The new city is designed to help kick-start Egypt's struggling economyThe Egyptian government has announced plans to build a new capital to the east of the present one, Cairo.
Housing Minister Mostafa Madbouly said the project would cost $45bn (£30bn) and take five to seven years to complete, bbc reports.
He said the aim was to ease congestion and overpopulation in Cairo over the next 40 years.
The announcement was made at an investment conference that aims to revive the Egyptian economy.
The gathering, in the Red Sea resort of Sharm el-Sheikh, has attracted pledges worth $12bn (£8bn) in aid and investment from Kuwait, Saudi Arabia and the United Arab Emirates.
Mr Madbouly said the population of greater Cairo, estimated at about 18 million, was expected to double within 40 years.

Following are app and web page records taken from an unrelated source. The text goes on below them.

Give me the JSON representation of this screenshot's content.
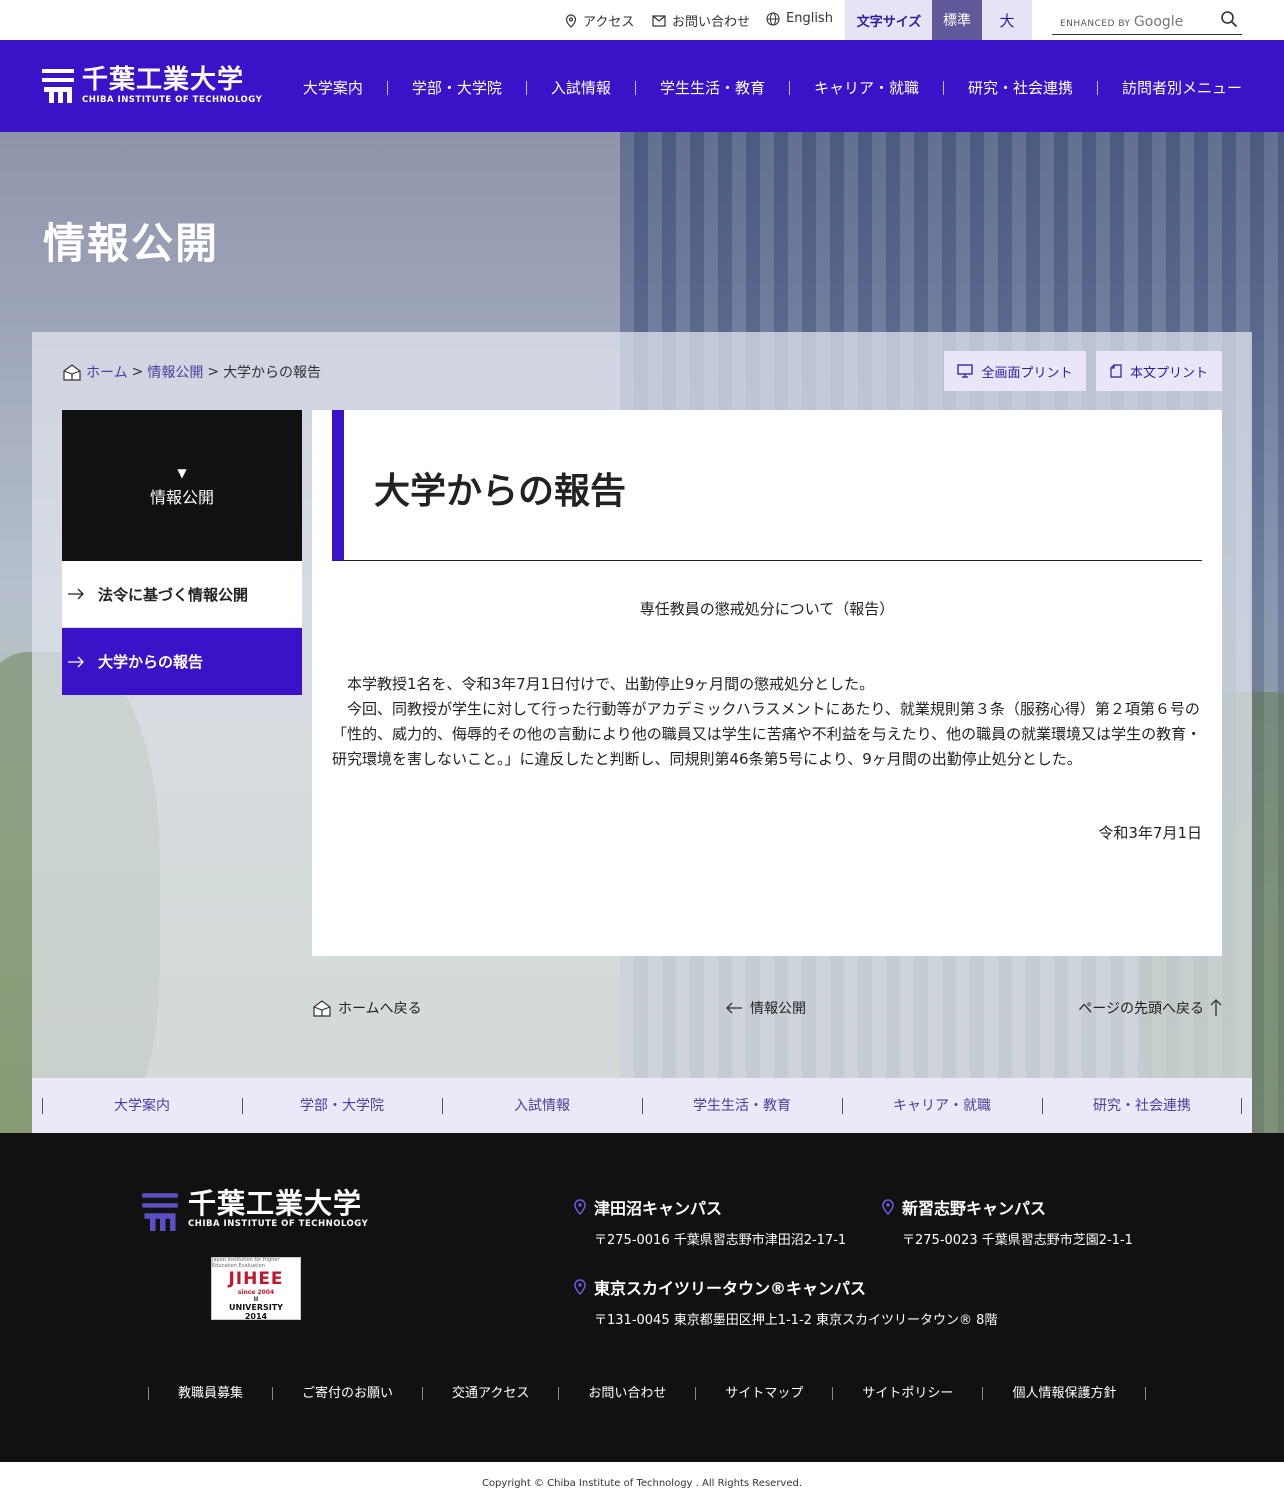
{
  "util": {
    "access": "アクセス",
    "contact": "お問い合わせ",
    "english": "English",
    "font_size_label": "文字サイズ",
    "font_standard": "標準",
    "font_large": "大",
    "search_brand_prefix": "ENHANCED BY",
    "search_brand": "Google"
  },
  "header": {
    "logo_jp": "千葉工業大学",
    "logo_en": "CHIBA INSTITUTE OF TECHNOLOGY",
    "nav": [
      "大学案内",
      "学部・大学院",
      "入試情報",
      "学生生活・教育",
      "キャリア・就職",
      "研究・社会連携",
      "訪問者別メニュー"
    ]
  },
  "hero": {
    "title": "情報公開"
  },
  "breadcrumb": {
    "home": "ホーム",
    "sep": ">",
    "parent": "情報公開",
    "current": "大学からの報告"
  },
  "print": {
    "full": "全画面プリント",
    "body": "本文プリント"
  },
  "sidenav": {
    "title": "情報公開",
    "items": [
      {
        "label": "法令に基づく情報公開"
      },
      {
        "label": "大学からの報告"
      }
    ]
  },
  "main": {
    "heading": "大学からの報告",
    "doc_title": "専任教員の懲戒処分について（報告）",
    "paragraphs": [
      "　本学教授1名を、令和3年7月1日付けで、出勤停止9ヶ月間の懲戒処分とした。",
      "　今回、同教授が学生に対して行った行動等がアカデミックハラスメントにあたり、就業規則第３条（服務心得）第２項第６号の「性的、威力的、侮辱的その他の言動により他の職員又は学生に苦痛や不利益を与えたり、他の職員の就業環境又は学生の教育・研究環境を害しないこと。」に違反したと判断し、同規則第46条第5号により、9ヶ月間の出勤停止処分とした。"
    ],
    "date": "令和3年7月1日"
  },
  "bottom_links": {
    "home": "ホームへ戻る",
    "back": "情報公開",
    "top": "ページの先頭へ戻る"
  },
  "subnav": [
    "大学案内",
    "学部・大学院",
    "入試情報",
    "学生生活・教育",
    "キャリア・就職",
    "研究・社会連携"
  ],
  "footer": {
    "logo_jp": "千葉工業大学",
    "logo_en": "CHIBA INSTITUTE OF TECHNOLOGY",
    "badge": {
      "top": "Japan Institution for Higher Education Evaluation",
      "main": "JIHEE",
      "since": "since 2004",
      "roman": "II",
      "univ": "UNIVERSITY",
      "year": "2014"
    },
    "campuses": [
      {
        "name": "津田沼キャンパス",
        "addr": "〒275-0016 千葉県習志野市津田沼2-17-1"
      },
      {
        "name": "新習志野キャンパス",
        "addr": "〒275-0023 千葉県習志野市芝園2-1-1"
      },
      {
        "name": "東京スカイツリータウン®キャンパス",
        "addr": "〒131-0045 東京都墨田区押上1-1-2 東京スカイツリータウン® 8階"
      }
    ],
    "links": [
      "教職員募集",
      "ご寄付のお願い",
      "交通アクセス",
      "お問い合わせ",
      "サイトマップ",
      "サイトポリシー",
      "個人情報保護方針"
    ],
    "copyright": "Copyright © Chiba Institute of Technology . All Rights Reserved."
  },
  "colors": {
    "brand": "#3a13c8",
    "accent_light": "#e6e3f7",
    "footer_bg": "#111111"
  }
}
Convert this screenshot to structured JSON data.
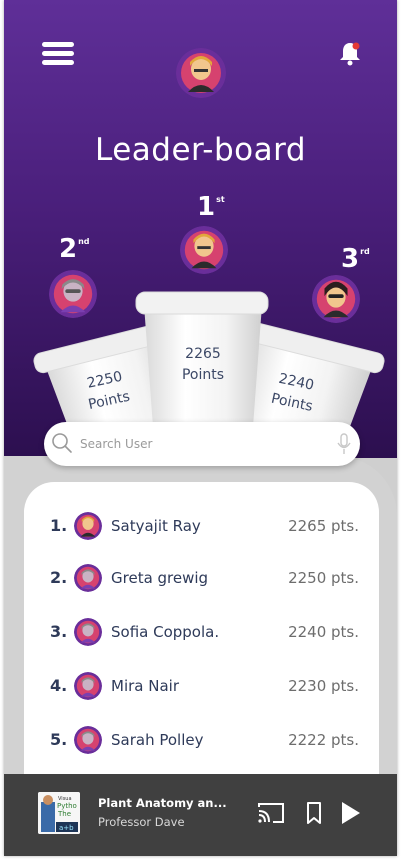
{
  "header": {
    "title": "Leader-board",
    "menu_icon": "hamburger-menu-icon",
    "bell_icon": "notification-bell-icon",
    "bell_badge_color": "#e53935"
  },
  "podium": {
    "first": {
      "rank": "1",
      "suffix": "st",
      "points": "2265",
      "unit": "Points"
    },
    "second": {
      "rank": "2",
      "suffix": "nd",
      "points": "2250",
      "unit": "Points"
    },
    "third": {
      "rank": "3",
      "suffix": "rd",
      "points": "2240",
      "unit": "Points"
    }
  },
  "search": {
    "placeholder": "Search User",
    "search_icon": "search-icon",
    "mic_icon": "microphone-icon"
  },
  "leaderboard": [
    {
      "rank": "1.",
      "name": "Satyajit Ray",
      "points": "2265 pts."
    },
    {
      "rank": "2.",
      "name": "Greta grewig",
      "points": "2250 pts."
    },
    {
      "rank": "3.",
      "name": "Sofia Coppola.",
      "points": "2240 pts."
    },
    {
      "rank": "4.",
      "name": "Mira Nair",
      "points": "2230 pts."
    },
    {
      "rank": "5.",
      "name": "Sarah Polley",
      "points": "2222 pts."
    }
  ],
  "player": {
    "title": "Plant Anatomy an...",
    "subtitle": "Professor Dave",
    "thumb_text": [
      "Visua",
      "Pytho",
      "The",
      "a+b"
    ]
  },
  "colors": {
    "accent_purple": "#5f2f98",
    "text_dark": "#2e3a59",
    "player_bg": "#404040"
  }
}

The Egyptian parliament and its government departments and ministries, as well as foreign embassies, would move to the new metropolis, he said.
"We are talking about a world capital," he added.
Developers say the new city - the name of which has not been revealed - would include almost 2,000 schools and colleges and more than 600 health care facilities. They say the project will create more than a million jobs.
It is planned to be built over 700 sq km (270 sq miles) and house about five million residents.
Planners say the proposed city's site "is situated along the corridor between Cairo and the Red Sea, providing linkages to significant shipping routes.
It will be built by Capital City Partners, a private real estate investment fund led by Emirati Mohamed Alabbar. Dubai businessman Mr Alabbar built the world's tallest building, the Burj Khalifa.
"It is a natural extension for the city of Cairo," Mr Alabbar told the BBC, saying that the new development would sit on the edge of the existing city.
"It is a wonderful opportunity to be able to design something from scratch, and to design it keeping in mind the needs of the Egyptian people and the Egyptian government."
He said that the builders would be deploying the most advanced design techniques on the project, and that the city would breed "confidence" and "pride" in Egyptians.